One of the favorite interview questions of hiring managers continues to be, “What is your biggest weakness?” This is a tough question all the way around. If you are too honest, you may eliminate yourself from consideration and not get the job at all. But, if you’re not honest enough, you may come across as evasive.
So, what can you do when you’re asked this question during a job interview?
The very first thing to do is prepare. There’s a good chance you will be asked this question, so think about it in advance. Write down how you might answer the question, and practice your answer. Share your thoughts with a friend (or two), and get feedback. Find out what you could do better, and put time into perfecting your response.
Don’t give an answer that is truly critical to the job. For example, if you are interviewing to be a project manager, don’t confess that you struggle with organization and are often late on deadlines.
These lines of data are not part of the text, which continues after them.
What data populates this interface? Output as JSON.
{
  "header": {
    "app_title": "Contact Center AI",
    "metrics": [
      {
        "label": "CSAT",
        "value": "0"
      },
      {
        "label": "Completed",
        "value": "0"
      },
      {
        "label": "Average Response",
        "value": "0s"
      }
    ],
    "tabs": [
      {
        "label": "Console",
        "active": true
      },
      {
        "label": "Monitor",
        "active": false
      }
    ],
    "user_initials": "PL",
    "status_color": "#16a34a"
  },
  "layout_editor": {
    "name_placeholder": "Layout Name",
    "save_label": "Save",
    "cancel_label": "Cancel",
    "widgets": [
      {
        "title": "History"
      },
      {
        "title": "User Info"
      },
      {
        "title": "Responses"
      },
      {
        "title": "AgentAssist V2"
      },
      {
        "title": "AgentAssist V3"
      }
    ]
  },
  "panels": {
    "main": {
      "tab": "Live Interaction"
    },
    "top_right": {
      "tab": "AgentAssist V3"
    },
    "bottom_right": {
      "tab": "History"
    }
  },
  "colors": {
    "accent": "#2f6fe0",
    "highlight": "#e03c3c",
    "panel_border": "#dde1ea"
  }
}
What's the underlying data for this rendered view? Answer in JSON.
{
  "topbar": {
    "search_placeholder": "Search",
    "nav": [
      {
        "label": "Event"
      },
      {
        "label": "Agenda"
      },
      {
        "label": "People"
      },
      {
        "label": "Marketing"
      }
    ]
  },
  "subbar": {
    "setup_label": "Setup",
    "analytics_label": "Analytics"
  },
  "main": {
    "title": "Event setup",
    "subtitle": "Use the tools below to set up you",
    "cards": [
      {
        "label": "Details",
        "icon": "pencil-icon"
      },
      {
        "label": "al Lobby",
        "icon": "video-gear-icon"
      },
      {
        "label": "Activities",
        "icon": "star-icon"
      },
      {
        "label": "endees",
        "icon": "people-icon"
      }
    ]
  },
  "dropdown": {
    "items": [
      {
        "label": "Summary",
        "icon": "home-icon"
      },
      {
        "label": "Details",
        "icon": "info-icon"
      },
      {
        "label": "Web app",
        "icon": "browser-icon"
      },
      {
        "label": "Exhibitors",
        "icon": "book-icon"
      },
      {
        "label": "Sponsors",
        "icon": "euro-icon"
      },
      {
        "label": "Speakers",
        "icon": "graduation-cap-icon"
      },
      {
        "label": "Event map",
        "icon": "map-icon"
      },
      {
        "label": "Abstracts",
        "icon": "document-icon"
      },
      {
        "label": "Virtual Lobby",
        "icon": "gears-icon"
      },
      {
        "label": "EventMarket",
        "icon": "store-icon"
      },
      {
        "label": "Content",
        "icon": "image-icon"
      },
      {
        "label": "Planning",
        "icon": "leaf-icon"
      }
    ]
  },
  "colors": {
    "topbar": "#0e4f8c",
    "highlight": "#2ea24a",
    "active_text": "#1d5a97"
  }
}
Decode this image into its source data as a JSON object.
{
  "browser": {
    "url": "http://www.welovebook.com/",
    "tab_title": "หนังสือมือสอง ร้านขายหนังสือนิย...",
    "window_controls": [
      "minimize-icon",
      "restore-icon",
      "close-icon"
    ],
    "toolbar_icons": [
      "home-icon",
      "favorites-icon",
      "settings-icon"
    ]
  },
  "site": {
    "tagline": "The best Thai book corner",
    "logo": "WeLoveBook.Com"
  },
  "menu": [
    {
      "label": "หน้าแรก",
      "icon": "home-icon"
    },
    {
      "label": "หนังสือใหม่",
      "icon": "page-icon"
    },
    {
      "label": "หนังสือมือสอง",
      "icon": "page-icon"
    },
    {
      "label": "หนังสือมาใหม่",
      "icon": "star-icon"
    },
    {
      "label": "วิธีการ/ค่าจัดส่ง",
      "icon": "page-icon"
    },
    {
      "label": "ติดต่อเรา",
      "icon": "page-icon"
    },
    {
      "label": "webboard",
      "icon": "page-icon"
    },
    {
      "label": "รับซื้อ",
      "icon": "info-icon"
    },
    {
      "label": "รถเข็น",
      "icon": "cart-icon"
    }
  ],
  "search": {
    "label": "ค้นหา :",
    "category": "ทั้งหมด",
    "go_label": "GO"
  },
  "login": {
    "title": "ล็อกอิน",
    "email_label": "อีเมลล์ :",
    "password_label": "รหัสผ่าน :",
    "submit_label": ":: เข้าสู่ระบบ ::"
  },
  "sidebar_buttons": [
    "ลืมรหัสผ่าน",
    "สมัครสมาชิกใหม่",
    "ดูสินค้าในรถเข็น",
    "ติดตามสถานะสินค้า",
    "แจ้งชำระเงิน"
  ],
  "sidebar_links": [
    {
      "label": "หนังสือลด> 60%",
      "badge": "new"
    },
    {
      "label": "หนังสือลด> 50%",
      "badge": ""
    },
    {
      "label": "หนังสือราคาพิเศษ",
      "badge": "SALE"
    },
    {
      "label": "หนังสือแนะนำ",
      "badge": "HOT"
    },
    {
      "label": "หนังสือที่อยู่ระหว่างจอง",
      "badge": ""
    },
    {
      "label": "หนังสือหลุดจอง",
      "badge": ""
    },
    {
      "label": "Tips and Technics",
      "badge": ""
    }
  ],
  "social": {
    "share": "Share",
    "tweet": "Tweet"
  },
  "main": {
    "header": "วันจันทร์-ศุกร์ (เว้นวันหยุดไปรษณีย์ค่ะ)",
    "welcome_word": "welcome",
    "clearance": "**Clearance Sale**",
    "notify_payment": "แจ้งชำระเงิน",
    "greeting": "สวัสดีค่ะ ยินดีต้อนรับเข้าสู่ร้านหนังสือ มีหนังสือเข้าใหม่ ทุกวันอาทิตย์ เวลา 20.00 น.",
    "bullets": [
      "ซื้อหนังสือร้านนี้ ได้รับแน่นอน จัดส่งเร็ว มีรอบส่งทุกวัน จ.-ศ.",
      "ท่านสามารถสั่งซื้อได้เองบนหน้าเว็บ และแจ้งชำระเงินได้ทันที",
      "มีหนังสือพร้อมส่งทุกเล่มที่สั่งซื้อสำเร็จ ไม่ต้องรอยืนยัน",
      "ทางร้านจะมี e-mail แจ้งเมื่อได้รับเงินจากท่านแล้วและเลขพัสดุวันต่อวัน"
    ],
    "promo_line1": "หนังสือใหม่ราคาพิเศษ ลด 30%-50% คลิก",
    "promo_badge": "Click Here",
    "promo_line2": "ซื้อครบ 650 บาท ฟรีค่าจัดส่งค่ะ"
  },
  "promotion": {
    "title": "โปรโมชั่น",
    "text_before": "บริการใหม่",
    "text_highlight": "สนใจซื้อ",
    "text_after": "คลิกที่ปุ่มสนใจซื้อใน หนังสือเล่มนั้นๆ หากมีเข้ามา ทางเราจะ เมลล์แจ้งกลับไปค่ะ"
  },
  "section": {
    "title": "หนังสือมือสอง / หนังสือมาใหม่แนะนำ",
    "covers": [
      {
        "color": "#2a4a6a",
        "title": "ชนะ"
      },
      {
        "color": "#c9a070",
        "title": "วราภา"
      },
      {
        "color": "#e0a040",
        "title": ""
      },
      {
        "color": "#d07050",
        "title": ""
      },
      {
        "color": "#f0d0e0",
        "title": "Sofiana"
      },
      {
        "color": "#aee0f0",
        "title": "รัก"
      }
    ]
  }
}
These qualities are key to succeeding as a project manager and would immediately eliminate you from consideration.
On the other extreme, don’t give an answer that is not genuine. Many job seekers tend to give answers along the lines of, “I just work so hard. I can’t stop myself.” Or, “I’m such an overachiever and I have high expectations of those around me.” These answers come across as not being authentic, and no hiring manager will want to hear them.
Instead, I like to think of this question as an opportunity to address the elephant in the room (assuming there is one). For example, I was once asked to consider a part time coaching role with a large organization. During the job interview, the hiring manager asked me, “What is your biggest weakness?”
This was my response. “As you know, I don’t come from a human resources background, like many coaches do. That may be considered a weakness in comparison. However, I have extensive corporate experience in many industries and many job functions – from engineering to marketing. I have interviewed for many different roles myself, and I’m able to bring my own authentic experience to the table to help job seekers do their best.”
In this case, my hiring manager already knew that I had not worked in human resources. It was clear from my resume. She was probably trying to decide whether or not this difference in my background was a problem. Because I brought the issue up directly, I was able to put it to rest quickly. It also gave me a chance to explain why my own unique experience would be an asset to the organization, and might even give me a leg up on my competition. My answer worked well and created space to talk openly about my background.
There’s no one right way to answer this question. In order to give your best answer, prepare in advance. It will allow you to turn your potential weakness into a perceived strength.
Angela Copeland is a Career Coach and Founder of Copeland Coaching and can be reached at CopelandCoaching.com or on Twitter at @CopelandCoach.